After initially deciding in early April to refund washed out investors from March’s Black Thursday crash, on Tuesday, larger MKR holders dominated a vote and decided against making whole the same investors who lost a cumulative $8.33 million. Only 38 unique votes were cast, the equivalent of 8.74% of all MKR token holders. Participants were incentivized to vote against any compensation because additional printing of MKR would dilute the value of their holdings.
The tBTC network, which launched earlier this year but quickly pulled the plug, has relaunched “with unprecedented security measures in place,” allowing users to deposit and redeem Bitcoin in DeFi without intermediaries. Users can now exchange BTC for tBTC, an ERC-20 token for use on DeFi platforms. At a 1:1 rate, “each TBTC is fully backed and matched by at least 1 BTC held in reserve.”
After a wild three-day launch and then crash in August, last Friday, DeFi token YAM relaunched. By Monday, it had its first rebase, with $571,000 in yUSD added to its treasury.
In a blog post, Joel Monegro of Placeholder Capital examines the common “buyback-and-burn” model and points out that though this model works for currencies, it has pitfalls, particularly for governance tokens. He writes, “when it comes to capital assets like governance tokens, issuance is key to capitalization and burning can get in the way of growing fundamental value.” He defines currency as an asset whose value comes from exchange, such as to consumer goods or services. However, an asset used for governance or equity participation is capital. He cites MKR and ZRX as examples of networks that generate income in ETH but then redistribute value via their governance tokens. He says that, if you draw an analogy to buybacks in the equities world, stock buybacks typically do not result in shares being destroyed — they tend to be held by the company as treasury shares, and just reduce the number of outstanding shares.

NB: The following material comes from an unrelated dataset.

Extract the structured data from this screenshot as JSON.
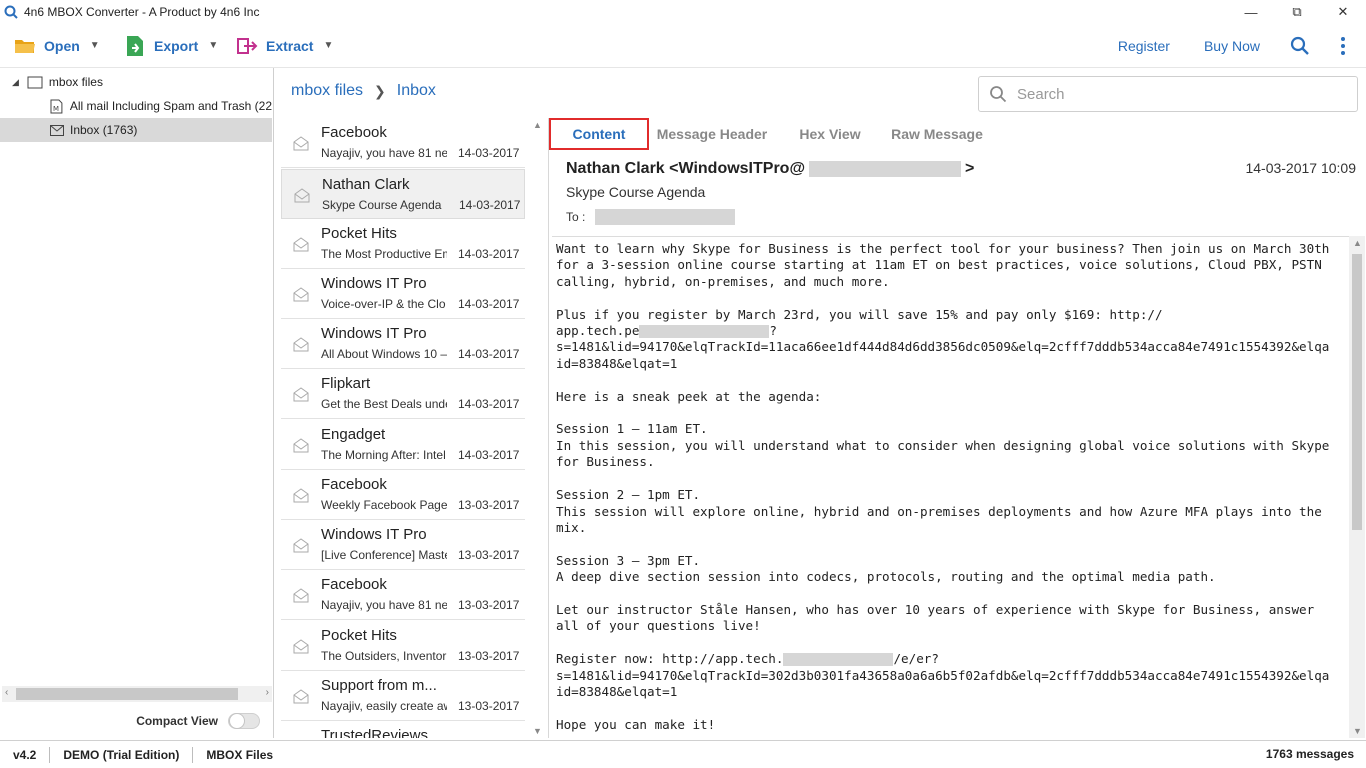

On the flip side, issuance is how a crypto network such as a DAO or a protocol can obtain the resources it needs to scale. He says, “This is why tools like mining, proof-of-stake, and liquidity rewards can work so well. … There’s far more upside to smart issuance than there is in clutching to scarcity.” He then proposes a Balancer smart pool that is 10% ETH and 90% of a capital token that could function as what he calls an “automatic buyback machine, token issuance pool and liquidity provider,” since it would automatically rebalance by selling excess ETH or the capital token to retain that ratio. This functions as a buyback. The post gets more in the weeds than this, but it’s definitely worth checking out for creative ways to provide liquidity in a token.
The YFI token, which governs Yearn, was launched with the disclaimer that the token itself “has 0 value.” However, investors disagreed with that initial assessment, and YFI, limited to only 30,000 tokens, has reached a price as high as $44,000 since its launch. But how should such a wide-ranging crypto network be valued? The newly formed Mechanism Capital did a deep dive into potential valuation methods, first discounting the usefulness of total value locked and price-to-earnings ratio.
The article then makes a case for two future-oriented valuation models: Forward Price/Earning and Discounted Cash Flow. It presents base, conservative, and aggressive forecasts with the bear case being for a $15,800 YFI and the aggressive case for a much higher-priced token — $315,500 YFI.
I realize this is somewhat last minute, but if you are listening the morning this episode drops, you can see Twitter and Square CEO Jack Dorsey speak at the Oslo Freedom Forum. The prominent Bitcoin proponent will be on stage as it were at 10:45am ET, and the conference will be live-streamed on the Oslo Freedom Forum’s YouTube page.